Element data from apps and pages
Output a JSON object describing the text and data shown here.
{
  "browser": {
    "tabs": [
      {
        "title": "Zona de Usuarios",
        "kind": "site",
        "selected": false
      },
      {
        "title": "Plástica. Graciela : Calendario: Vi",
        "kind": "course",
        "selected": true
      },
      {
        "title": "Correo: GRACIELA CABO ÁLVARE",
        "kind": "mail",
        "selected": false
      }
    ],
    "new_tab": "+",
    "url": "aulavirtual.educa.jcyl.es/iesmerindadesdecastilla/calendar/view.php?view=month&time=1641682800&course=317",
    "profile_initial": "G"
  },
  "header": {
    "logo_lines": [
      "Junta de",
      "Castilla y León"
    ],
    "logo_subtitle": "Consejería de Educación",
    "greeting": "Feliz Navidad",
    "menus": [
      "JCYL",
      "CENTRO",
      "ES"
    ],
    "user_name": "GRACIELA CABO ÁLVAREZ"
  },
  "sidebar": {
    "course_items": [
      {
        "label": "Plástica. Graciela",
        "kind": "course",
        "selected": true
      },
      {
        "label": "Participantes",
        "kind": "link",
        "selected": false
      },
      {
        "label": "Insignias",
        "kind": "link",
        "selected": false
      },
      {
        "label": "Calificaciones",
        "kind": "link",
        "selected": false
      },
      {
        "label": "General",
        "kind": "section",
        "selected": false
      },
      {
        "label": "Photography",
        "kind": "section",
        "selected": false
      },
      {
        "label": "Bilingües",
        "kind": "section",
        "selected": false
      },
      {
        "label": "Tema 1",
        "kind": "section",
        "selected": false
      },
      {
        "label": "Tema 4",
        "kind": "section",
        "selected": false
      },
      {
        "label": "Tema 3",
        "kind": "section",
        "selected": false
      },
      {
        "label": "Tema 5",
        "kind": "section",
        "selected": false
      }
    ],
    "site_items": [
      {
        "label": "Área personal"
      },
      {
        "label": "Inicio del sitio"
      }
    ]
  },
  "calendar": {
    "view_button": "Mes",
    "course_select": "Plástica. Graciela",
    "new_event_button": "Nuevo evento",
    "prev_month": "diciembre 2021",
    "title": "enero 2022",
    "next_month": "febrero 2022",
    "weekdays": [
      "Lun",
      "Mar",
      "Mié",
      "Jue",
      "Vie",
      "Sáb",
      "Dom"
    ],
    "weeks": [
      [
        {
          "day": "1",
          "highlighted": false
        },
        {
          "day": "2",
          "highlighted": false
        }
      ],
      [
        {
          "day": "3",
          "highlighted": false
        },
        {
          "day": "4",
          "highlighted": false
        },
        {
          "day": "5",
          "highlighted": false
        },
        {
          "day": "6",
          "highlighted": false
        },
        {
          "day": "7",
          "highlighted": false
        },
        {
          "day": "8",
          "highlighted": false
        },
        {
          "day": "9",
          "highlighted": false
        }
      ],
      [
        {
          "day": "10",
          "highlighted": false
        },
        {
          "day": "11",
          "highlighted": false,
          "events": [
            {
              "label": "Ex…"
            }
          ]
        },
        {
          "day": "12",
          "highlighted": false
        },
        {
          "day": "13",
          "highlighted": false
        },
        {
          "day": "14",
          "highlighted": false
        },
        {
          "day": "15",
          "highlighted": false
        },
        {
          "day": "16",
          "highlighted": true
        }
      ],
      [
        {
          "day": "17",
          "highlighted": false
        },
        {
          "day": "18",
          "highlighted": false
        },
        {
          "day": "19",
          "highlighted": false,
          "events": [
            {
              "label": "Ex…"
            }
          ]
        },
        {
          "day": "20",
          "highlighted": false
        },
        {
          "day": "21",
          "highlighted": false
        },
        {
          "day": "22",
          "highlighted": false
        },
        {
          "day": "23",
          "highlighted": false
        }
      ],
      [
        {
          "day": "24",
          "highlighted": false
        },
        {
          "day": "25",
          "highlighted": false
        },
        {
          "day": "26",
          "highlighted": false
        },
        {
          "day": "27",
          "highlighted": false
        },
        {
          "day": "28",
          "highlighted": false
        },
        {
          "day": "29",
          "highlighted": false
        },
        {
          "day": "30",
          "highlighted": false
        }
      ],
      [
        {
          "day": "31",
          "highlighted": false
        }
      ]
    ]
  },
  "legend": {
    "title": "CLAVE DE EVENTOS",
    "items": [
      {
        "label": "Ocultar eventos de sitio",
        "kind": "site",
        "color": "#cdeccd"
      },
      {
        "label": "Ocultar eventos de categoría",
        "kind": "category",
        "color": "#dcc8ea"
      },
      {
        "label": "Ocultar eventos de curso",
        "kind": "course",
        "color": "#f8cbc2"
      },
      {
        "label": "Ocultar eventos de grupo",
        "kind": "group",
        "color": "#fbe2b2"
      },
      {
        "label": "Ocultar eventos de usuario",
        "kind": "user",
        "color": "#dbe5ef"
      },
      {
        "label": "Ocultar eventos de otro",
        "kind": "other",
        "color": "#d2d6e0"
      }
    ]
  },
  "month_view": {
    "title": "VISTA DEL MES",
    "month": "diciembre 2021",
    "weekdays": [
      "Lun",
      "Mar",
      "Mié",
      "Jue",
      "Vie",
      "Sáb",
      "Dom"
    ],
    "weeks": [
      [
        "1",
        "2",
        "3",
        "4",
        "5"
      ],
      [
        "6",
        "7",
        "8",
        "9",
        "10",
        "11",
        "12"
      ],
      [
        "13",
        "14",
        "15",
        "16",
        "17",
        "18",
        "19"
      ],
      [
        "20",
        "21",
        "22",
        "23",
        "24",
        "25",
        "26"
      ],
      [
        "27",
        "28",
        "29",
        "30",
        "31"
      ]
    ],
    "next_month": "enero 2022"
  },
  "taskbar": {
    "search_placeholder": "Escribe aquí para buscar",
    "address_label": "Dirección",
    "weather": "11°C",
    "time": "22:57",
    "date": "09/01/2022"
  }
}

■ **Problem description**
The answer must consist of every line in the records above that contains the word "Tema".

■ **Answer area**
        "label": "Tema 1",
        "label": "Tema 4",
        "label": "Tema 3",
        "label": "Tema 5",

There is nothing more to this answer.